"As professional athletes, it's sad, but we could say the same things that teachers, parents say to kids and they'll listen more because they'll think what we're saying means more. I think that's a responsibility that's very important. It's something you gotta take seriously. But I think it's also something you have to be proud of to have that opportunity to be a role model to kids who might have a similar background to you. Sometimes worse. You can be an inspiration, give them hope.

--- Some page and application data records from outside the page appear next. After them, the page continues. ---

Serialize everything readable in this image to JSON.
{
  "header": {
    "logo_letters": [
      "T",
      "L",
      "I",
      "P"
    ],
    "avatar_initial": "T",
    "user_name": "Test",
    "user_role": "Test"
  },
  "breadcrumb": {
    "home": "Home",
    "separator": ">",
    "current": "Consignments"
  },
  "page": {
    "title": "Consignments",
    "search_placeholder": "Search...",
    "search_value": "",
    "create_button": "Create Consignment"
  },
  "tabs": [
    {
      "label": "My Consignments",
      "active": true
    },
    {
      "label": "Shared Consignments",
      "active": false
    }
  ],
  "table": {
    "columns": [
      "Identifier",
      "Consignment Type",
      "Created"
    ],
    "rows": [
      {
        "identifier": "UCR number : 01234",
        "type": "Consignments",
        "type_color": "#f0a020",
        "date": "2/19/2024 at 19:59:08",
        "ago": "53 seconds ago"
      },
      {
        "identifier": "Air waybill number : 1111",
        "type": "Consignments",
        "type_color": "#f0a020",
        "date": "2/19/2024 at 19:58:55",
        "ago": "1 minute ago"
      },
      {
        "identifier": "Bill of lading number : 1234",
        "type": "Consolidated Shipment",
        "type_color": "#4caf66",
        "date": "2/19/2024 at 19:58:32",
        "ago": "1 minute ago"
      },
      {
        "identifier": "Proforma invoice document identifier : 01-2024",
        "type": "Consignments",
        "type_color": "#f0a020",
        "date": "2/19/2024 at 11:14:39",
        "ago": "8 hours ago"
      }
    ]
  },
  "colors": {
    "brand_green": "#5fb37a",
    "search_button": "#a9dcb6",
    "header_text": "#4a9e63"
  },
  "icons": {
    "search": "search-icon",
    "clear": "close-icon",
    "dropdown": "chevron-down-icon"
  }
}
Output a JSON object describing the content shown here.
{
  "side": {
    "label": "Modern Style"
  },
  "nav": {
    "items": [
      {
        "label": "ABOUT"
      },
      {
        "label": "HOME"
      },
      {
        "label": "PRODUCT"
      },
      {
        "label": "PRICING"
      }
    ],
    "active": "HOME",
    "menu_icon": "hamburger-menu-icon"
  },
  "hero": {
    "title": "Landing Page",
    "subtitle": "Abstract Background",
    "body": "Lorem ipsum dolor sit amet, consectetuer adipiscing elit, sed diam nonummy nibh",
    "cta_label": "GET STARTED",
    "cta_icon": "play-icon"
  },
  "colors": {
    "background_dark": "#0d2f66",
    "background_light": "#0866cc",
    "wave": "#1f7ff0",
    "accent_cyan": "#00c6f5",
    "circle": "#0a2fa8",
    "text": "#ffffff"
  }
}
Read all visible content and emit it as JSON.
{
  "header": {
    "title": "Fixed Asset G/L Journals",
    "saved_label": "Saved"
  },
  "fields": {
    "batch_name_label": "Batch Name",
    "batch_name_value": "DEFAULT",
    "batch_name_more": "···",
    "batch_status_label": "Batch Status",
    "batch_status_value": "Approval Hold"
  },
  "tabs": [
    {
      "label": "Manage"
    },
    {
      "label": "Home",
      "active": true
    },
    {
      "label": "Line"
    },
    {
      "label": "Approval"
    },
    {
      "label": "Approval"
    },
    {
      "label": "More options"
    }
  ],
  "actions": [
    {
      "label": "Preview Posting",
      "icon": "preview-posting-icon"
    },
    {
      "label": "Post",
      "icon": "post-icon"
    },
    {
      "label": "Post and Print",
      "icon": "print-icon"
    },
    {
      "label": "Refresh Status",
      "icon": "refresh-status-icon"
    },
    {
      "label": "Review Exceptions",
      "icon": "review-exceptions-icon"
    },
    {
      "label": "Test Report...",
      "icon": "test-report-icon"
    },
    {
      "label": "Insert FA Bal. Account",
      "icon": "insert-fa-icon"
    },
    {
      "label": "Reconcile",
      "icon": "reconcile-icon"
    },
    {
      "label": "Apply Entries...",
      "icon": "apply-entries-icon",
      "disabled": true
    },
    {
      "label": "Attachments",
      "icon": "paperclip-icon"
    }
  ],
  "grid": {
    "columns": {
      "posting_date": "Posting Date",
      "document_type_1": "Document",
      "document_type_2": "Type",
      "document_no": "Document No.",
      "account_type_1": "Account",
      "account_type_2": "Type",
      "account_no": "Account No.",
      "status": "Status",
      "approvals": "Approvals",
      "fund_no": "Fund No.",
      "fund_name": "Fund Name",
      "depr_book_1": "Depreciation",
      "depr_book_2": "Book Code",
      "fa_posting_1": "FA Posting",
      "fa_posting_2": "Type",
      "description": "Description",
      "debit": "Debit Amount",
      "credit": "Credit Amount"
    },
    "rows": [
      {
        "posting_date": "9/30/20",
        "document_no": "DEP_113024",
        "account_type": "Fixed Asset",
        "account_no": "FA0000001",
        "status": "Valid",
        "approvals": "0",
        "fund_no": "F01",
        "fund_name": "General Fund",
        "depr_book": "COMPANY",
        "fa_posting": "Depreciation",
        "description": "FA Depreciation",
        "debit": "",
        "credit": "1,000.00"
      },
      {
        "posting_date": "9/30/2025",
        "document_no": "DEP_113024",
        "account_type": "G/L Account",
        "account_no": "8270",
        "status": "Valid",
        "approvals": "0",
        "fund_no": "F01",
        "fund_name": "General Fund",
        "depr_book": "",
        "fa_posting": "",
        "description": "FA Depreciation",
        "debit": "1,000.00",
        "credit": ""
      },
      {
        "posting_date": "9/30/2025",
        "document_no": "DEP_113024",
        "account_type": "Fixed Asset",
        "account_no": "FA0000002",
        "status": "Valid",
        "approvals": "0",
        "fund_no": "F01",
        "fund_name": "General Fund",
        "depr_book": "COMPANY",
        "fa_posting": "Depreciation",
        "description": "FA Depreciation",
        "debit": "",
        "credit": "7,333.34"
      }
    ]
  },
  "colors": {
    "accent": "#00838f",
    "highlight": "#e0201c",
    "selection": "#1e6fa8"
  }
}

"In a situation like this, you can bless them with funds. They don't care about the money, but they'll remember the memories and the fact that a professional football player took the time to invest in them. I hope means more to them as they get older and realize, 'I am important, I can accomplish things that I might not see people doing right outside my window, but I can accomplish things because there are people out there that care and want to invest in me and see me do good things.' "
The McCourtys played Pop Warner for the Valley Cottage Indians in Nyack, New York. They lost in the state championship as 12-year-olds, Devin told reporters earlier this season. "You don’t forget," he said at the time, "any time you play for a championship and you don’t win it." But the memory of playing on that team -- and competing against fellow future NFL players Ray Rice and Tyvon Branch -- remains a strong one.
That's part of the reason why the McCourtys wanted to help the Lawrence 10U team. Devin, who tries to inspire Patriots defensive backs immediately before every game with a few words, even recorded a video to be played for the Lawrence players before their first game in Florida.
"I basically told them to go have fun," he said. "That's what it's about. To have the opportunity to go out there and compete for a championship, but compete for a championship with guys that are your friends, guys you enjoy playing with.
"So somewhat [like a Patriots pregame speech]. Just not yelling and screaming."
After beating Northbridge, New Jersey, and Proviso Township, Illinois, in the semifinal earlier this week, the Lawrence 10U team will compete for the national title against Palmetto, Florida, on Saturday at 9:30 a.m.